The controversy over what’s hiding in Mitt Romney’s unreleased tax returns continues. But even without the missing filings, putting his 2010 and 2011 tax numbers in context is strikingly informative. It dramatically shows what an outlier Romney is on a few basic tax and income dimensions.
Graphing the Influence of Thinkers and Ideas Throughout History
Brendan Griffen has graphed a network of all people on Wikipedia with who they’ve influenced and who they’re influenced by.
Via Griff’s Graphs:
For those new to this type of thing: the node size represents the number of connections. In short, I used a database version of Wikipedia to extract all people with known influences and made this map. The bigger the node, the bigger influence that person had on the rest of the network. Nietzsche, Kant, Hegel, Hemingway, Shakespeare, Plato, Aristotle, Kafka, and Lovecraft all, as one would expect, appear as the largest nodes. Around these nodes, cluster other personalities who are affiliated (depends on distance). Highlighting communities by colour reveals sub-networks within the total structure. You’ll notice common themes amongst similarly coloured authors.

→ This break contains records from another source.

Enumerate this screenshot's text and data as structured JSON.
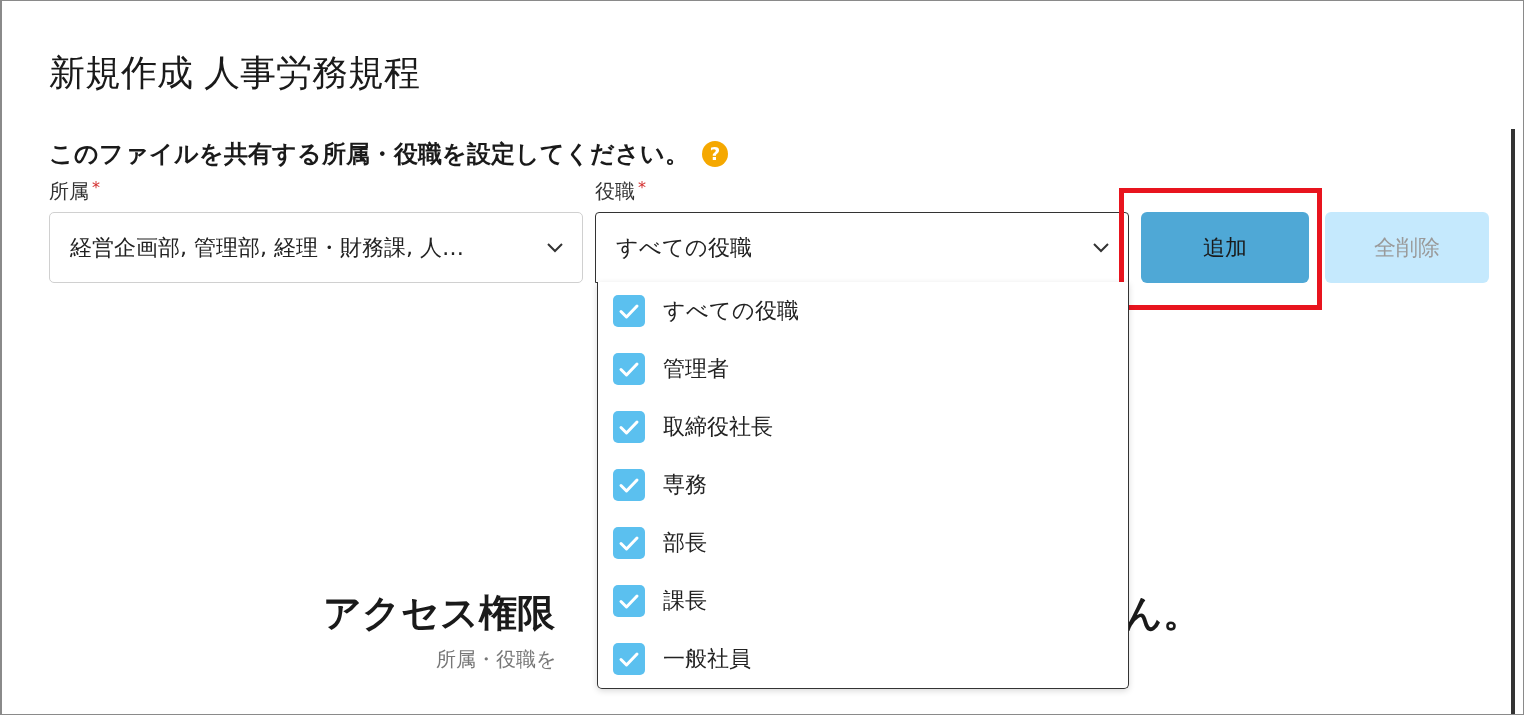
{
  "title": "新規作成 人事労務規程",
  "instruction": "このファイルを共有する所属・役職を設定してください。",
  "help_glyph": "?",
  "fields": [
    {
      "label": "所属",
      "required_mark": "*",
      "value": "経営企画部, 管理部, 経理・財務課, 人…",
      "expanded": false
    },
    {
      "label": "役職",
      "required_mark": "*",
      "value": "すべての役職",
      "expanded": true
    }
  ],
  "buttons": [
    {
      "label": "追加",
      "disabled": false,
      "highlighted": true
    },
    {
      "label": "全削除",
      "disabled": true,
      "highlighted": false
    }
  ],
  "options": [
    {
      "label": "すべての役職",
      "checked": true
    },
    {
      "label": "管理者",
      "checked": true
    },
    {
      "label": "取締役社長",
      "checked": true
    },
    {
      "label": "専務",
      "checked": true
    },
    {
      "label": "部長",
      "checked": true
    },
    {
      "label": "課長",
      "checked": true
    },
    {
      "label": "一般社員",
      "checked": true
    }
  ],
  "empty_state": {
    "heading_start": "アクセス権限",
    "heading_end": "ん。",
    "hint": "所属・役職を"
  }
}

Griffen’s influence is Simon Raper who recently graphed the history of philosophy.
The tools used are similar too:
First I queried Snorql and retrieved every person who had a registered ‘influence’ or registered ‘influenced by’ value (restricted to people only so if they were influenced by ‘anime’, they were excluded).
I then decoded these using a neat little URL decoder and imported them into Microsoft Excel for further processing (removing things like ‘(Musician)’ and other annoying syntax).
I then exported these as a csv and imported into Gephi and proceeded as usual. Fruchterman-Reingold algorithm followed by Force Atlas 2. I then identified communities using ‘Modularity’ and edited the rest in Preview. Due to the size, I’ve had to zoom up and take snapshots on regions of interest.
The csv file containing all of the data can be obtained here so you can make your own maps.
And yes, as Griffen notes, the information and visualization is biased towards Western ideas and cultures since Wikipedia skews heavily toward English speakers.
Meantime, we’re absolutely gobsmacked.
Images: Partial screenshots of Graphing Every* Idea in History, by Brendan Griffen. Select to embiggen.
H/T: Flowing Data.
The Iliad is an epic poem by Homer with a lot of characters and story lines going on at once. I vaguely remember reading bits and pieces in high school and getting totally lost. Santiago Ortiz explores these relationships in his latest work, which draws on the connections i.e. character sentence co-occurrences.
Of Total Income Increase in 2010…
Steven Rattner, a Wall Street executive and New York Times Op-Ed contributor, writes:
In 2010, as the nation continued to recover from the recession, a dizzying 93 percent of the additional income created in the country that year, compared to 2009 — $288 billion — went to the top 1 percent of taxpayers, those with at least $352,000 in income. That delivered an average single-year pay increase of 11.6 percent to each of these households.
Still more astonishing was the extent to which the super rich got rich faster than the merely rich. In 2010, 37 percent of these additional earnings went to just the top 0.01 percent, a teaspoon-size collection of about 15,000 households with average incomes of $23.8 million. These fortunate few saw their incomes rise by 21.5 percent.
The bottom 99 percent received a microscopic $80 increase in pay per person in 2010, after adjusting for inflation. The top 1 percent, whose average income is $1,019,089, had an 11.6 percent increase in income.
Steven Rattner, The New York Times. The Rich Get Even Richer.